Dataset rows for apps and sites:
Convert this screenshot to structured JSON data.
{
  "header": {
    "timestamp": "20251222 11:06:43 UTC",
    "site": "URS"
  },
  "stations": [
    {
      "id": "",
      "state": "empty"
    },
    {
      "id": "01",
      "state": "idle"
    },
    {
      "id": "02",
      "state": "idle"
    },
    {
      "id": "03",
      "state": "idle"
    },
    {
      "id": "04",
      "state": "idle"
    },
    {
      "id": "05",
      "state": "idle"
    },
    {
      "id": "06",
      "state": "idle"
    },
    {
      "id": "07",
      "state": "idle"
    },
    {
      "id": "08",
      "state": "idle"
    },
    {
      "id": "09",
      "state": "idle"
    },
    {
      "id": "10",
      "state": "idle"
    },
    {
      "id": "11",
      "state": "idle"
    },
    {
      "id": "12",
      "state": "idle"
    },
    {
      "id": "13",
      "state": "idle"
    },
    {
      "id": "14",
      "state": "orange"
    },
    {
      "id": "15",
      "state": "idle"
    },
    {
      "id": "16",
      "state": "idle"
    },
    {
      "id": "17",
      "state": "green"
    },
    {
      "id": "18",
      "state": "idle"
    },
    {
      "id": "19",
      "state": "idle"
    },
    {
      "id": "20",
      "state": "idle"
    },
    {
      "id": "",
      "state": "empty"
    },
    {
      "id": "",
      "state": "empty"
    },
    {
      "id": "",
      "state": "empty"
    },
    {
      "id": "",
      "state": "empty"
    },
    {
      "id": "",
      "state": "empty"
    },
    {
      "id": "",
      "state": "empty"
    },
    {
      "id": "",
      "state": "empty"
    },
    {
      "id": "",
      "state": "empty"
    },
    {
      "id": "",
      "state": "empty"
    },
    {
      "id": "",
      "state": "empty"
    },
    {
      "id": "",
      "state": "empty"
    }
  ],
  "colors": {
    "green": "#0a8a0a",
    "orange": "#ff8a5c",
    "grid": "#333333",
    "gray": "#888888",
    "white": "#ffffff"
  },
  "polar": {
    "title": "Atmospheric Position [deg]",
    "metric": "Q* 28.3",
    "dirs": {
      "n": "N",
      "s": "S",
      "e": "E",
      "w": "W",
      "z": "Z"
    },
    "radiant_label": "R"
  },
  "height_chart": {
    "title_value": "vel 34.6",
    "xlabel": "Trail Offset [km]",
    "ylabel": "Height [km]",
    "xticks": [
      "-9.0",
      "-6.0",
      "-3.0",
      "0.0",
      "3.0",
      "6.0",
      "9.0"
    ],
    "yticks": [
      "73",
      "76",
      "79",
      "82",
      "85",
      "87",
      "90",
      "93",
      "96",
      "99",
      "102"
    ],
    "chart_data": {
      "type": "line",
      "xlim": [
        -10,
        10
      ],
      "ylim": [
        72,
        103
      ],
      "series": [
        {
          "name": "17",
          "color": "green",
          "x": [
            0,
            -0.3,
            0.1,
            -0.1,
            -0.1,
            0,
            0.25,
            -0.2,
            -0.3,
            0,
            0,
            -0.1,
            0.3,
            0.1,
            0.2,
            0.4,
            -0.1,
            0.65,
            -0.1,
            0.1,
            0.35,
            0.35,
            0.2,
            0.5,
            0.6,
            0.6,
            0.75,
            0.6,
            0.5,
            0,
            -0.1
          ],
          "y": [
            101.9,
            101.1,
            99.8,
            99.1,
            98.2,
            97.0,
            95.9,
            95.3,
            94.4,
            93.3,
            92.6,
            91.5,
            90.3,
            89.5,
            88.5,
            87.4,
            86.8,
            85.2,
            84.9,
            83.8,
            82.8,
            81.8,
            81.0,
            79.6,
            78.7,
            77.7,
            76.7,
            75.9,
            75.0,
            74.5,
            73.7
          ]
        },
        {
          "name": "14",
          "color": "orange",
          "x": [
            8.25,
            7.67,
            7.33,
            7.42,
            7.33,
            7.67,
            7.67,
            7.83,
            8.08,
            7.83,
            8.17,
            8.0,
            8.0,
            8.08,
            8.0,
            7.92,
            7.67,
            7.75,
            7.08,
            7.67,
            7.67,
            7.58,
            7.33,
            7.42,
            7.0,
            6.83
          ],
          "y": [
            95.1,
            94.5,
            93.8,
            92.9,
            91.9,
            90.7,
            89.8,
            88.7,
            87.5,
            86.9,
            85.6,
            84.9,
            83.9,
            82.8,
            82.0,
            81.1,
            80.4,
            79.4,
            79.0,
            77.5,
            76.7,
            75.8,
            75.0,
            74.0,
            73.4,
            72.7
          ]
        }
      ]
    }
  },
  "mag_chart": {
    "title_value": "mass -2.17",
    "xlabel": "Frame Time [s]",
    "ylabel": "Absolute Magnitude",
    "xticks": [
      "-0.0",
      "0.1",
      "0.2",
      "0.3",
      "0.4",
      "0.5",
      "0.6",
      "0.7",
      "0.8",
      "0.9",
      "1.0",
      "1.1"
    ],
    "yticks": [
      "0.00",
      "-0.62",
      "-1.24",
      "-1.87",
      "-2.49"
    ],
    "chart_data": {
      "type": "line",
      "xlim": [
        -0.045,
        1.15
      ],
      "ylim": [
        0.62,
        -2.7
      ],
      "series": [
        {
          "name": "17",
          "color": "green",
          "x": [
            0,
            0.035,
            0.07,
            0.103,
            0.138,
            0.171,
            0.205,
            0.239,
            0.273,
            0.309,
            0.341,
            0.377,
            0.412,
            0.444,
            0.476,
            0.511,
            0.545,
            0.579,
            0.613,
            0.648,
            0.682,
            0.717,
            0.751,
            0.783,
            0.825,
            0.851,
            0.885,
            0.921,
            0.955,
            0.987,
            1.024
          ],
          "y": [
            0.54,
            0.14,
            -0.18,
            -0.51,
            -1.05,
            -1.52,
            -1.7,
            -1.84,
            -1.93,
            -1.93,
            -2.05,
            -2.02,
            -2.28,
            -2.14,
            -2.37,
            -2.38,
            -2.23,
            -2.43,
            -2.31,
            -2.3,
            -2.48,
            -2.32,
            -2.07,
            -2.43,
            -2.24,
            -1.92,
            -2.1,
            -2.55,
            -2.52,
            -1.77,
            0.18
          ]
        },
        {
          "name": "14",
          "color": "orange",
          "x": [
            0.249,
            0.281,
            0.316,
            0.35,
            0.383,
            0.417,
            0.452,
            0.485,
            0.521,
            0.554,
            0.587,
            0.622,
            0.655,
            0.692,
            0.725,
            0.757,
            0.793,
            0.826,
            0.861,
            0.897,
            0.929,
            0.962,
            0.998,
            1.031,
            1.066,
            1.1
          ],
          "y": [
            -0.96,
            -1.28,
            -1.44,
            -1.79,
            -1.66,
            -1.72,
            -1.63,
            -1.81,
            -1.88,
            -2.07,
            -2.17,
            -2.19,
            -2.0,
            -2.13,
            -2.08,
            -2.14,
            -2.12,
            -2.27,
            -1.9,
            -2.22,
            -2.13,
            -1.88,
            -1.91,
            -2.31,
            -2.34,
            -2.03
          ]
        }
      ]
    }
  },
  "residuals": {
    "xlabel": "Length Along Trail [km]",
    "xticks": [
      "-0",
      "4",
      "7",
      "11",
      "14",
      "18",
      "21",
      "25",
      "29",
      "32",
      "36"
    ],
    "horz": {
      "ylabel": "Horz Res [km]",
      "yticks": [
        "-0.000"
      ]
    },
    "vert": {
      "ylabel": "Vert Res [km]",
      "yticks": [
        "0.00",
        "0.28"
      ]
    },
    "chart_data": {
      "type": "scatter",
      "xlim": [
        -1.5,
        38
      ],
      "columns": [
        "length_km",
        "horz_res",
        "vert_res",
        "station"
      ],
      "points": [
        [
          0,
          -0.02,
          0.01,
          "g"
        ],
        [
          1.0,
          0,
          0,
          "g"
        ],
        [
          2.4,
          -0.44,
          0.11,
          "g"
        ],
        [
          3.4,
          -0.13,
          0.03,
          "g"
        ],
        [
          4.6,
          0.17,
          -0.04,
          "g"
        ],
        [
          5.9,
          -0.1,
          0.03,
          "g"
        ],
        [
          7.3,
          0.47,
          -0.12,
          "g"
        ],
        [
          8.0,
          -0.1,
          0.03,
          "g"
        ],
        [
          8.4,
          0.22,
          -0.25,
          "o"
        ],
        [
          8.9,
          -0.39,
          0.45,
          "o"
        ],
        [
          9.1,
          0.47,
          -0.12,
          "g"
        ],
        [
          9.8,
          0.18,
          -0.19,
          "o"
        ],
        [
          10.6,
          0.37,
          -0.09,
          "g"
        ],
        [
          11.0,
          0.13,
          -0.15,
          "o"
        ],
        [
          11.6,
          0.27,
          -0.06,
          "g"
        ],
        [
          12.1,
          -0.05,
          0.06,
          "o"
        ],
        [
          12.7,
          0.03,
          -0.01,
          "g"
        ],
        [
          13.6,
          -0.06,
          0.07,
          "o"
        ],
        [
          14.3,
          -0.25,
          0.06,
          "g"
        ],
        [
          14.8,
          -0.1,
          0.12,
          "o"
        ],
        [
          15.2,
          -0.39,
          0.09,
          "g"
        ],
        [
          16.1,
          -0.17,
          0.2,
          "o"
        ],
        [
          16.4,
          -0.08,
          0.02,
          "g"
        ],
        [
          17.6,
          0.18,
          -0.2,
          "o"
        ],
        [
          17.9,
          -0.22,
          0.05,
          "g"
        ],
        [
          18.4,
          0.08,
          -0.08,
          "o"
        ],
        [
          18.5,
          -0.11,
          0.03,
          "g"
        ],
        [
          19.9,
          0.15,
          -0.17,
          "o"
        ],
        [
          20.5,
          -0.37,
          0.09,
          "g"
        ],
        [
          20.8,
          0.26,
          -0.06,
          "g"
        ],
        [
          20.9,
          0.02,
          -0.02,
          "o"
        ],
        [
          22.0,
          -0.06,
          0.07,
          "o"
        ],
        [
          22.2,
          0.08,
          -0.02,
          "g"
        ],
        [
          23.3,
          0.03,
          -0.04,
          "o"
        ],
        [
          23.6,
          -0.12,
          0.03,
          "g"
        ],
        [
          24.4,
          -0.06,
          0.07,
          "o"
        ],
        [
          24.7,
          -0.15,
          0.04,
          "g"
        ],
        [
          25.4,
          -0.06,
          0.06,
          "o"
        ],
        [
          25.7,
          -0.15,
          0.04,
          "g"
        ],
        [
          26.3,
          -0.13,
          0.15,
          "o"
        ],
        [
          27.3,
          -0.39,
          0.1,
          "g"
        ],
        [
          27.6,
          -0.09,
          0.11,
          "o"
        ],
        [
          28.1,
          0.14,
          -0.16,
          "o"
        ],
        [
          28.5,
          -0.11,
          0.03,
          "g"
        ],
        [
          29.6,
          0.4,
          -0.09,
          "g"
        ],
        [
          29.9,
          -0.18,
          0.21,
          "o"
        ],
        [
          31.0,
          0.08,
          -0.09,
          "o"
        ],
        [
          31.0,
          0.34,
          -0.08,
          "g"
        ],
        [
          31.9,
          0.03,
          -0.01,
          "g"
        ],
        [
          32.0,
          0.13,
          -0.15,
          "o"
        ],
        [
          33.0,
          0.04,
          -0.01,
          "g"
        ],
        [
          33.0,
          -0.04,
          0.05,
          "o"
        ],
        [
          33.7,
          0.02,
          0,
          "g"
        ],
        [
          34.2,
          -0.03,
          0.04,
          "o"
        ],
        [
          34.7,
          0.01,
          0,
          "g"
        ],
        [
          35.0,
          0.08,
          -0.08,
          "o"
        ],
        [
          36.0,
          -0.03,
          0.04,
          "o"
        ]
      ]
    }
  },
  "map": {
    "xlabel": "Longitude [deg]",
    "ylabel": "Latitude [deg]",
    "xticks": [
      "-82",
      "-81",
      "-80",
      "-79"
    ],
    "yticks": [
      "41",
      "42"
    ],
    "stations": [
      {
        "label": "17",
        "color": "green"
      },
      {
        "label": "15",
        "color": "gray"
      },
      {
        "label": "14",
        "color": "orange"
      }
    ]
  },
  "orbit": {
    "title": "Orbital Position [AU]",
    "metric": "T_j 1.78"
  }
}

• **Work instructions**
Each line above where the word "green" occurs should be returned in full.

• **Exercise answer**
      "state": "green"
    "green": "#0a8a0a",
          "color": "green",
          "color": "green",
        "color": "green"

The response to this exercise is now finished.